Jane and I decided to ask for directions.  A genial man in a cap said a cheerful "Hello ladies" when we rolled down the car window. He assured us Brandon Point was straight ahead, and we "couldn’t miss it."  "You’d be surprised," said Jane, but we did find it at last, driving along the side of Brandon Mountain until we reached the end of the road, with the long rolling breakers of Brandon Bay to our right, and the open Atlantic ahead.  It was near sunset and the water was turquoise, seemingly lit from below.

We were not as lucky with Gallarus Oratory, a 1200 year old stone chapel to the west of Dingle town.  We saw a sign at the end of a small road that read "Gallarus Oratory, 1/4 mile."  We turned in and drove to the end of the road, where we saw another sign, pointing back to where we’d been, that read "Gallarus, 1/2 mile."  We went back, parked in the middle, got up on a couple of concrete gateposts (a "Beware of Bull" sign tacked to one of them) and scanned both ways.  No sign of Gallarus.

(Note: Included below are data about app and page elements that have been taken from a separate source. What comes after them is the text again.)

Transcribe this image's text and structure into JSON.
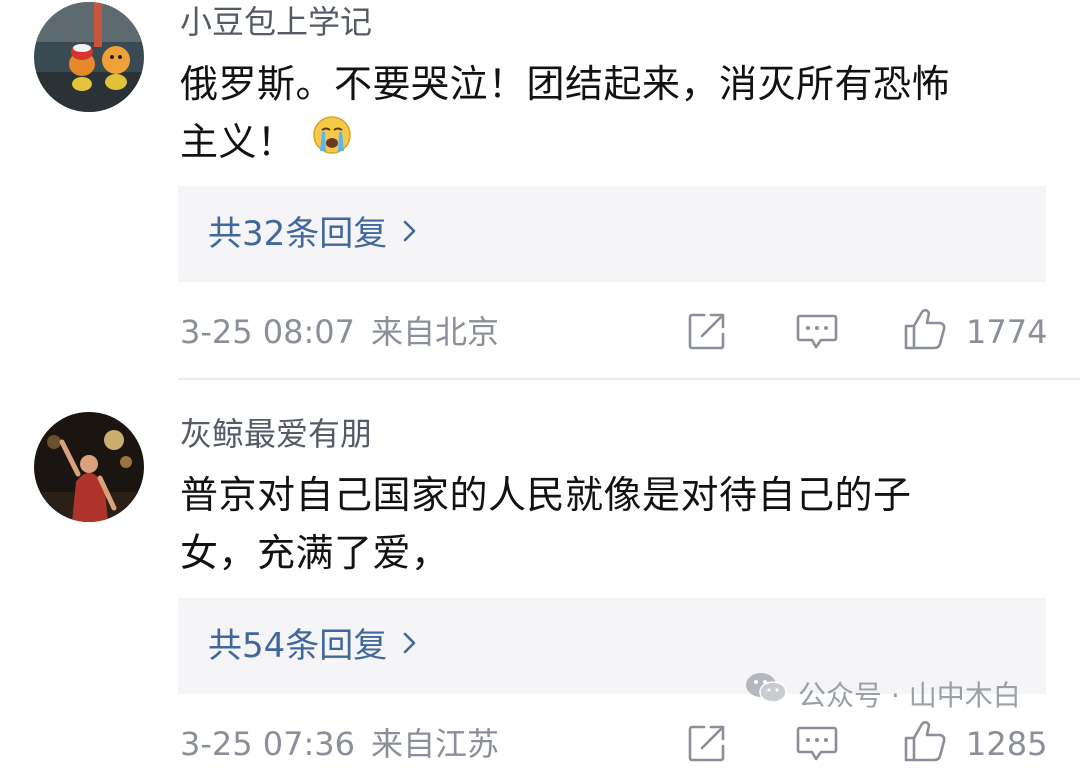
{
  "comments": [
    {
      "avatar": "avatar-garfield-toys",
      "username": "小豆包上学记",
      "content_lines": [
        "俄罗斯。不要哭泣！团结起来，消灭所有恐怖",
        "主义！"
      ],
      "emoji": "crying-face",
      "reply_label": "共32条回复",
      "date": "3-25 08:07",
      "location": "来自北京",
      "likes": "1774"
    },
    {
      "avatar": "avatar-concert-performer",
      "username": "灰鲸最爱有朋",
      "content_lines": [
        "普京对自己国家的人民就像是对待自己的子",
        "女，充满了爱，"
      ],
      "reply_label": "共54条回复",
      "date": "3-25 07:36",
      "location": "来自江苏",
      "likes": "1285"
    }
  ],
  "icons": {
    "share": "share-icon",
    "comment": "comment-icon",
    "like": "thumbs-up-icon",
    "chevron": "chevron-right-icon",
    "wechat": "wechat-icon"
  },
  "watermark": {
    "text": "公众号 · 山中木白"
  },
  "colors": {
    "link": "#41689c",
    "meta": "#8a8f99",
    "reply_bg": "#f5f5f7"
  }
}
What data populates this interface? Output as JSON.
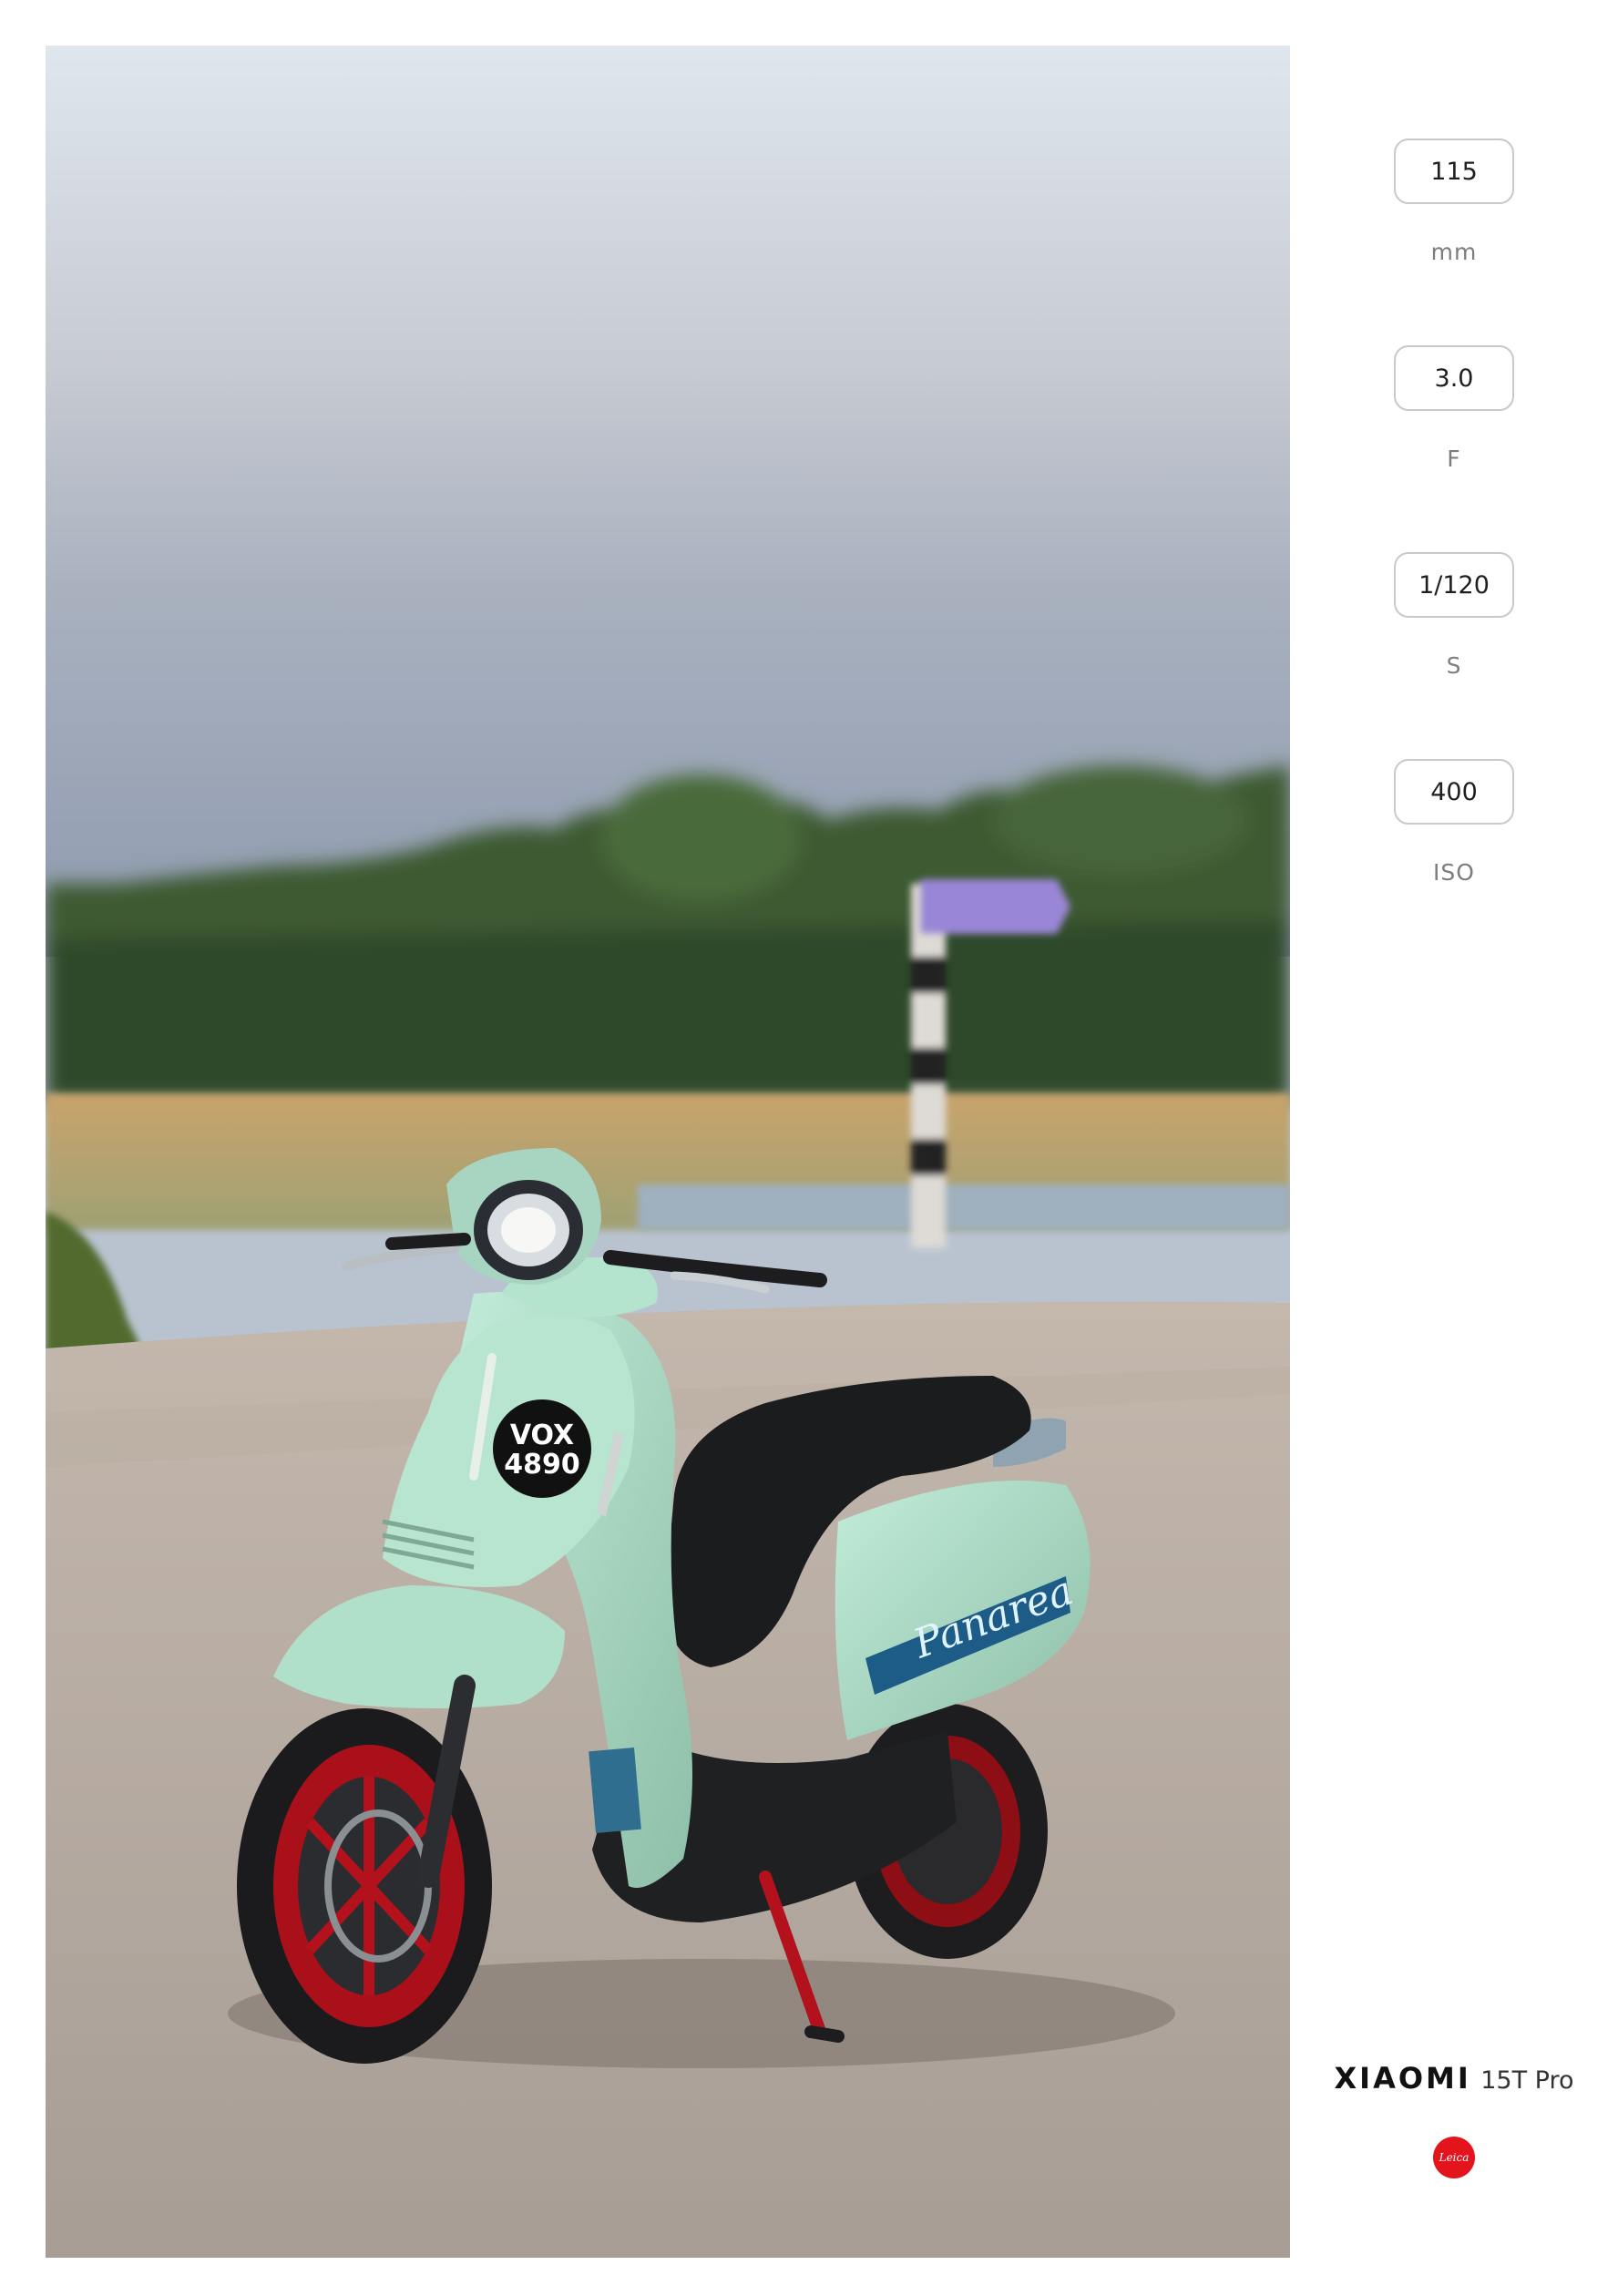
{
  "exif": {
    "focal_length": {
      "value": "115",
      "unit": "mm"
    },
    "aperture": {
      "value": "3.0",
      "unit": "F"
    },
    "shutter": {
      "value": "1/120",
      "unit": "S"
    },
    "iso": {
      "value": "400",
      "unit": "ISO"
    }
  },
  "brand": {
    "logo_text": "XIAOMI",
    "model": "15T Pro",
    "badge_text": "Leica",
    "badge_color": "#e3141c"
  },
  "photo": {
    "plate_line1": "VOX",
    "plate_line2": "4890",
    "panel_script": "Panarea",
    "body_color": "#a9d8c4",
    "wheel_color": "#b3121c"
  }
}
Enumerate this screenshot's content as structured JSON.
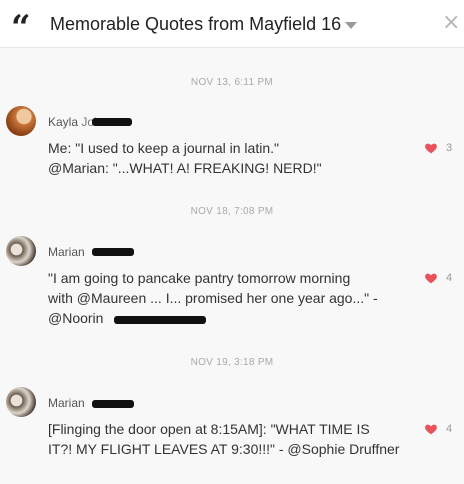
{
  "header": {
    "quote_glyph": "“",
    "title": "Memorable Quotes from Mayfield 16",
    "close_glyph": "×"
  },
  "messages": [
    {
      "date": "NOV 13, 6:11 PM",
      "sender": "Kayla",
      "sender_partial": "Joh",
      "lines": [
        "Me: \"I used to keep a journal in latin.\"",
        "@Marian: \"...WHAT! A! FREAKING! NERD!\""
      ],
      "likes": "3"
    },
    {
      "date": "NOV 18, 7:08 PM",
      "sender": "Marian",
      "lines": [
        "\"I am going to pancake pantry tomorrow morning",
        "with @Maureen ... I... promised her one year ago...\" -",
        "@Noorin"
      ],
      "likes": "4"
    },
    {
      "date": "NOV 19, 3:18 PM",
      "sender": "Marian",
      "lines": [
        "[Flinging the door open at 8:15AM]: \"WHAT TIME IS",
        "IT?! MY FLIGHT LEAVES AT 9:30!!!\" - @Sophie Druffner"
      ],
      "likes": "4"
    }
  ],
  "colors": {
    "heart": "#e8525a",
    "background": "#f8f8f8",
    "date_text": "#a9a9a9"
  },
  "icons": {
    "quote": "quote-icon",
    "dropdown": "chevron-down-icon",
    "close": "close-icon",
    "like": "heart-icon"
  }
}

Later, I found out that the locals would reorient signs for their own amusement (that would explain how we ended up at Brandon Creek while following a sign back to Dingle town).  I had to admire the attitude.  They would take our tourist dollars alright, but that didn’t mean they were gonna make things easy for us. 

That was eight years ago.  In the last year or two, large green road signs have appeared all over the rural west with destinations and distances clearly marked.  There are even two or three straightforward signs to Gallarus (though they send you to the tourist center and coach carpark where you can buy a ticket, instead of to the small pulloff up a one-lane road where you walk to Gallarus on a gravel path through fushcia hedges, for free).

And now, as of yesterday, national uniformity, everything in kilometers.  No driver in Ireland will ever again have the disorienting experience of getting farther away from their destination as they get closer.  Of course this is good.  It’s modern and progressive, and it helps people get around the place, vital to a tourist-charged economy. 

Yet, I experienced a small twinge as I remembered the confusing charm of earlier days. There are places I never would have found and people I never would have met if I’d gone directly to where I was going.

As it turns out, this twinge was premature.  The new law requires that all roads have posted speed limits.  Previously, it was assumed that drivers knew the limit, based on the type of road it was (motorway, national road, etc.).  Tourists, of course, would not know that, so these new signs would be especially helpful for them.

Thus did we find out that the small bohareen on which my friend Kate lives–a one-lane, hedge-lined road with numerous curves that goes up the side of a mountain–is newly signposted at 80 km.  That’s about 50 mph.  The road through Killarney National Park, narrow and twisting, winding through old forests, under one-lane natural rock bridges, by quiet lakes and up precarious mountainsides, is also posted at 80 km.

Meanwhile, in Dublin, a bridge to Dollymount Strand has been posted at 5 km, a speed so low it is not even on the speedometer.  Most people can walk faster than that.

It appears that the Irish driving experience is characterized by a certain zaniness that no law can overcome.

The people in Dublin contacted their county council, and the sign at Dollymount Strand will be changed. 

Back west, where the new speed limit signs are being ignored as thoroughly as the old signs, I hear a rumor that road signs in the Gaeltacht will soon be in Irish only.

I’m looking foward to the tourist season.